Observance of Great Lent, the period of fasting and spiritual reflection that precedes Holy Week and Easter, has become a staple of post-Soviet Russian life, sometimes manifest in ways that might seem out of sync with traditional views of the 40-day period.

Several years ago a new Lenten cookie, free of animal products, appeared on the market. Its wrapper had a picture of an ancient church as well as the logo of the company that makes the cookies: the Bolshevik cookie factory, now owned by Danone, the French-based multinational food company.

While it might seem strange that a company bearing the name of the party responsible for the murder and persecution of millions of believers and destruction of thousands of churches is now stepping on the Lenten bandwagon, Lent is firmly entrenched in Russia.

In tsarist Russia, theatres shut down during Lent except to show religious plays, and fasting was the rule, with most meat and dairy products cleared from the stores.

"Modern society is different," the Rev. Sergei Zvonaryov of the Moscow Patriarchate’s external church relations department told Ecumenical News International on 26 March. "It’s not ready for such sacrifices. Those who are ready, the church helps them, it helps them find their way in society. They can abstain from something."

In Anapa, a Black Sea resort in southern Russia, restaurant and resort chefs convened on 20 March for an annual Lenten cooking competition called "Let’s fast a pleasant fast". A city spokesperson told the Regnum news agency the festival draws "a large number of health food fans".

Lenten offerings are everywhere from Russian airlines like Aeroflot and Ural Airlines, to the restaurant cars of the Russian railroads, where passengers can dine on boiled potatoes with onions and mushrooms, and even in the dining halls of the State Duma and the Kremlin.

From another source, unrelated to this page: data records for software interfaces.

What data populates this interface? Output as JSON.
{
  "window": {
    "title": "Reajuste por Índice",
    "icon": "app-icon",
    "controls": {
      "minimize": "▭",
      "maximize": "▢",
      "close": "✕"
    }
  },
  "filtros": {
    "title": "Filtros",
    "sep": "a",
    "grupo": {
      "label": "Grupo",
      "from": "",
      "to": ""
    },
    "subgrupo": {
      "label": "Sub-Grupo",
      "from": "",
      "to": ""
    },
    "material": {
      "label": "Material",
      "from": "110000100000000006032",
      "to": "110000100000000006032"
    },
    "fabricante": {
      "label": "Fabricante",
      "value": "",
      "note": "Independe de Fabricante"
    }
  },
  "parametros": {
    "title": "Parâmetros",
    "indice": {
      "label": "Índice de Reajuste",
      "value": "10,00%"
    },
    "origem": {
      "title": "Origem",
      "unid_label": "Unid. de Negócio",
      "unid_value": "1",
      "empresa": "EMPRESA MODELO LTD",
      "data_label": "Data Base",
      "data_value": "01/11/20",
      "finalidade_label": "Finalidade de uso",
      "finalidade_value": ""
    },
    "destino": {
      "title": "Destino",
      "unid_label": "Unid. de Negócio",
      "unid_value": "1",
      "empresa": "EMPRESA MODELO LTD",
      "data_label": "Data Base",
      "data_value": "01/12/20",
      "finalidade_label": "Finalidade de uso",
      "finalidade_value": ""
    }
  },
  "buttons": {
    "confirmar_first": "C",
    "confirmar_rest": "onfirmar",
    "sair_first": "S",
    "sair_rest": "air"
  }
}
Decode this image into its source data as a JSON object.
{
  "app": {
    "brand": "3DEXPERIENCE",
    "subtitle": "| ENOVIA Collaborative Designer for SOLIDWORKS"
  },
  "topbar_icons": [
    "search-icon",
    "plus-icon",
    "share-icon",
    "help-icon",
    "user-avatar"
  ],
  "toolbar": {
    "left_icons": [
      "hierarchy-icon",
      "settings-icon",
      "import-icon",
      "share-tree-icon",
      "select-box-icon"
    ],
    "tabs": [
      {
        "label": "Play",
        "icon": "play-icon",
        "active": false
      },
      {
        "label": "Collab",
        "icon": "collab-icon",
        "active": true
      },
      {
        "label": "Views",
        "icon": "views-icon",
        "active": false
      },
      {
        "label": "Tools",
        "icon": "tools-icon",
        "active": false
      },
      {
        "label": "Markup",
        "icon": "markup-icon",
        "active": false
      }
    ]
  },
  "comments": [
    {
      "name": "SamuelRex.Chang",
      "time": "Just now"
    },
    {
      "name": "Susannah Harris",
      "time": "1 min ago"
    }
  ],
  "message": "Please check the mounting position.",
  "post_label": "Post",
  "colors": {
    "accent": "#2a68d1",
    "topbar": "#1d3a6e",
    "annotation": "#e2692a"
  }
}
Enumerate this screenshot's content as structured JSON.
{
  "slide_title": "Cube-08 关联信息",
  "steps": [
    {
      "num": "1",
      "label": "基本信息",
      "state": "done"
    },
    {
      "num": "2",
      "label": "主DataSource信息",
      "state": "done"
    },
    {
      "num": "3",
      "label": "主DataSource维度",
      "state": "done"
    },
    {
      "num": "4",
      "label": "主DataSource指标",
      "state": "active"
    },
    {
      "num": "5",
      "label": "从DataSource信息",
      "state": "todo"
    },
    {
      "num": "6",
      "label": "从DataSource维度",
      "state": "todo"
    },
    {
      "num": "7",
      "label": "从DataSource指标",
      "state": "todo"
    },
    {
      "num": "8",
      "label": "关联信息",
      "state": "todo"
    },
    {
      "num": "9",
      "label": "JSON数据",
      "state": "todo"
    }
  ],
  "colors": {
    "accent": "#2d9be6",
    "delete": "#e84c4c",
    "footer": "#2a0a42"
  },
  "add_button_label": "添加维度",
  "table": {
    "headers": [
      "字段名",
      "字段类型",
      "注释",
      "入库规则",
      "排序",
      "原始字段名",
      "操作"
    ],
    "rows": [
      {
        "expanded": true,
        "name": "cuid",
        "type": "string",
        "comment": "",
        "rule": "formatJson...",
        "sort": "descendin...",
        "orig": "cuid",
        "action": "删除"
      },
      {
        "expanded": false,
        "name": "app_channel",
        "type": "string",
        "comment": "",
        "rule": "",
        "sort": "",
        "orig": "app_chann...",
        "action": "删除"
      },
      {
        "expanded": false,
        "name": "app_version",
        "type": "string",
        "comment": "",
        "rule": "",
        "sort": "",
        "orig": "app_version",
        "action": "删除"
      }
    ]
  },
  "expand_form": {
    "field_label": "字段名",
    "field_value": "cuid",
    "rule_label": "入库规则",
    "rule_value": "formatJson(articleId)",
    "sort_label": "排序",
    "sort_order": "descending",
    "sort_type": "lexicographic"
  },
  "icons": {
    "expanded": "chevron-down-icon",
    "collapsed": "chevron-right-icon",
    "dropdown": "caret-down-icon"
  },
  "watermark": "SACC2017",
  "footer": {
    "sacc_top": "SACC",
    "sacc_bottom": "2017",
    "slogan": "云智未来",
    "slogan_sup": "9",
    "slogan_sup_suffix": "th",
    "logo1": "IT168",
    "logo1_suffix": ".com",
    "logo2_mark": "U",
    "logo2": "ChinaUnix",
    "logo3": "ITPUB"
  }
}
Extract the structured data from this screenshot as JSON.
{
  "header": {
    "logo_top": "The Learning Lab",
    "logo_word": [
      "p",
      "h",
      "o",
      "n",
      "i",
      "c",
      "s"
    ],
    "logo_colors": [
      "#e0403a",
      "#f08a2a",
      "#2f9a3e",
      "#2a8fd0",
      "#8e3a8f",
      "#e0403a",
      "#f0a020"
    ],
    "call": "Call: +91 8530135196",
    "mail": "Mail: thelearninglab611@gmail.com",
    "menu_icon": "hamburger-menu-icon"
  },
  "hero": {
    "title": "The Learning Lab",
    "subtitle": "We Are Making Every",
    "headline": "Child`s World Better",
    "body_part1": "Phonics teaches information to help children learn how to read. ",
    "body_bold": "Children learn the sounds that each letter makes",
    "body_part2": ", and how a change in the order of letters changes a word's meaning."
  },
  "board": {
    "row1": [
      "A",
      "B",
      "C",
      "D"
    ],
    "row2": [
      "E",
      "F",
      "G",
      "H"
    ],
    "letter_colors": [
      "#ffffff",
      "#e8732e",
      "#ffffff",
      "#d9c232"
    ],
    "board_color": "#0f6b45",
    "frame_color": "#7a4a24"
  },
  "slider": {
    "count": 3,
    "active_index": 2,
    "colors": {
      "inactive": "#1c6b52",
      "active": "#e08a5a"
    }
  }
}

Lifestyle and women’s magazines write about Lent as a great opportunity to lose weight.

Potatoes, onions and mushrooms are a staple of the Russian diet, but many of Moscow’s fanciest restaurants are competing to create the tastiest Lenten menu. Their dishes include seafood salads with octopus and calmari. "Truffles are also Lenten!" reads an advertising banner for da Giacomo, an Italian restaurant.

"Guests would feel themselves at a gastronomic ball and not at all in a monastic cell," wrote Anna Karmanova, a food critic for Kommersant, a business daily newspaper, about the restaurant’s Lenten observance.

A poll by the Levada centre shortly before Lent began in February showed that just two percent of Russians plan to observe the strict fast during the whole Lenten period, 15 percent part of the fast, and another two percent to follow the strict fast during Holy Week.

The Russian Orthodox Church says strict fasting means following the monastic rules of abstaining from meat and dairy products, most seafood and even oils. As penance, some people eat just one meal a day. A small amount of wine is permitted on Sundays and some holidays, but vodka is not.

(c) Ecumenical News International